▸ EXERCISE PROMPT
What is needed is the full set of records, word for word, with no pictures.

▸ Records from a data collection
^^^^

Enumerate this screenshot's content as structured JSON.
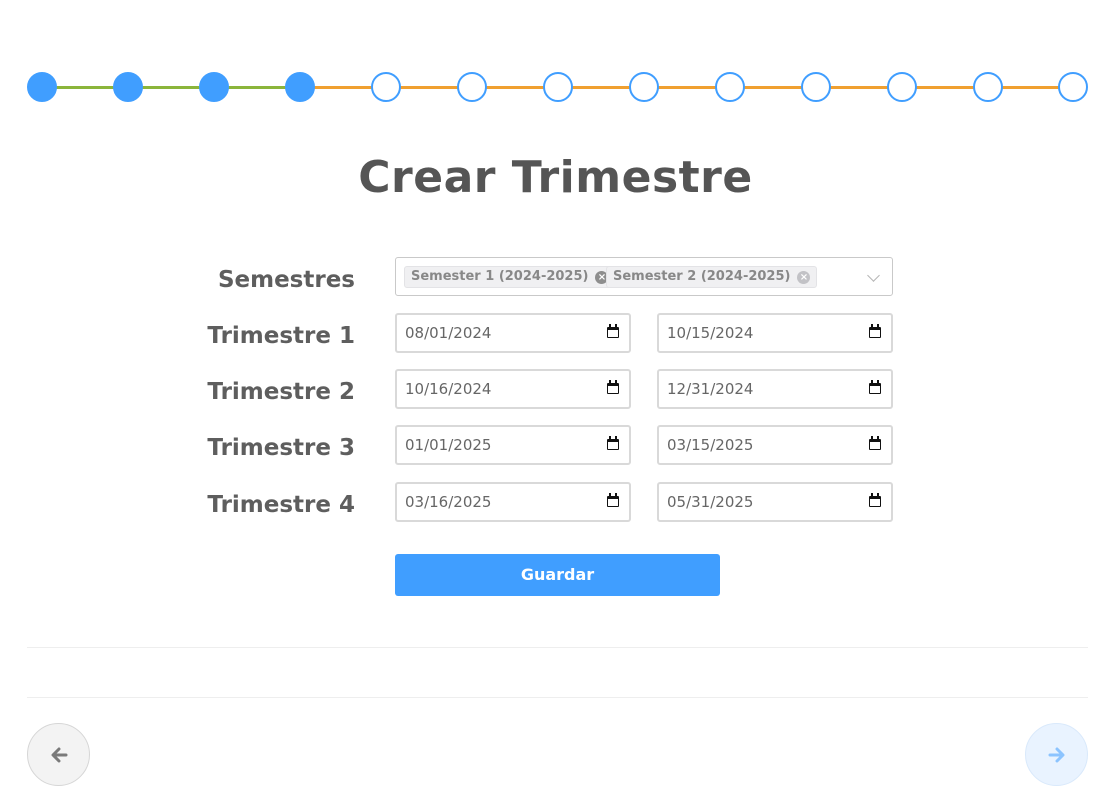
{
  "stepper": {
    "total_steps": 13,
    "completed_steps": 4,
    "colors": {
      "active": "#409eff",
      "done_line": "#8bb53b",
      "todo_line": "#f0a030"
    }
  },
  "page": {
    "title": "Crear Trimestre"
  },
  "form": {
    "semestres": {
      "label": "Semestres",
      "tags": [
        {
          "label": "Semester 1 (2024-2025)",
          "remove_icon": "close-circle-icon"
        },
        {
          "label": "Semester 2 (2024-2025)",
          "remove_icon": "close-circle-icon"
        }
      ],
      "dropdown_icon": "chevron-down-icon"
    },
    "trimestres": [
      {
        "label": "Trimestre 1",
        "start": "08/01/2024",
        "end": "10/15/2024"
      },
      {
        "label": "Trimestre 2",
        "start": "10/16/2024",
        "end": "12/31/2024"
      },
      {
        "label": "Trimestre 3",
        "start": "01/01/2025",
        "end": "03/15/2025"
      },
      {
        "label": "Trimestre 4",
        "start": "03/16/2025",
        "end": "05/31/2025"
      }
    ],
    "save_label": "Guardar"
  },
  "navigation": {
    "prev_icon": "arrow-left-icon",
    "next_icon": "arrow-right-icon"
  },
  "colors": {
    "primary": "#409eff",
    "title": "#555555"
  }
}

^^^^

▸ REPLY TO THE TASK
Enumerate this screenshot's content as structured JSON.
{
  "stepper": {
    "total_steps": 13,
    "completed_steps": 4,
    "colors": {
      "active": "#409eff",
      "done_line": "#8bb53b",
      "todo_line": "#f0a030"
    }
  },
  "page": {
    "title": "Crear Trimestre"
  },
  "form": {
    "semestres": {
      "label": "Semestres",
      "tags": [
        {
          "label": "Semester 1 (2024-2025)",
          "remove_icon": "close-circle-icon"
        },
        {
          "label": "Semester 2 (2024-2025)",
          "remove_icon": "close-circle-icon"
        }
      ],
      "dropdown_icon": "chevron-down-icon"
    },
    "trimestres": [
      {
        "label": "Trimestre 1",
        "start": "08/01/2024",
        "end": "10/15/2024"
      },
      {
        "label": "Trimestre 2",
        "start": "10/16/2024",
        "end": "12/31/2024"
      },
      {
        "label": "Trimestre 3",
        "start": "01/01/2025",
        "end": "03/15/2025"
      },
      {
        "label": "Trimestre 4",
        "start": "03/16/2025",
        "end": "05/31/2025"
      }
    ],
    "save_label": "Guardar"
  },
  "navigation": {
    "prev_icon": "arrow-left-icon",
    "next_icon": "arrow-right-icon"
  },
  "colors": {
    "primary": "#409eff",
    "title": "#555555"
  }
}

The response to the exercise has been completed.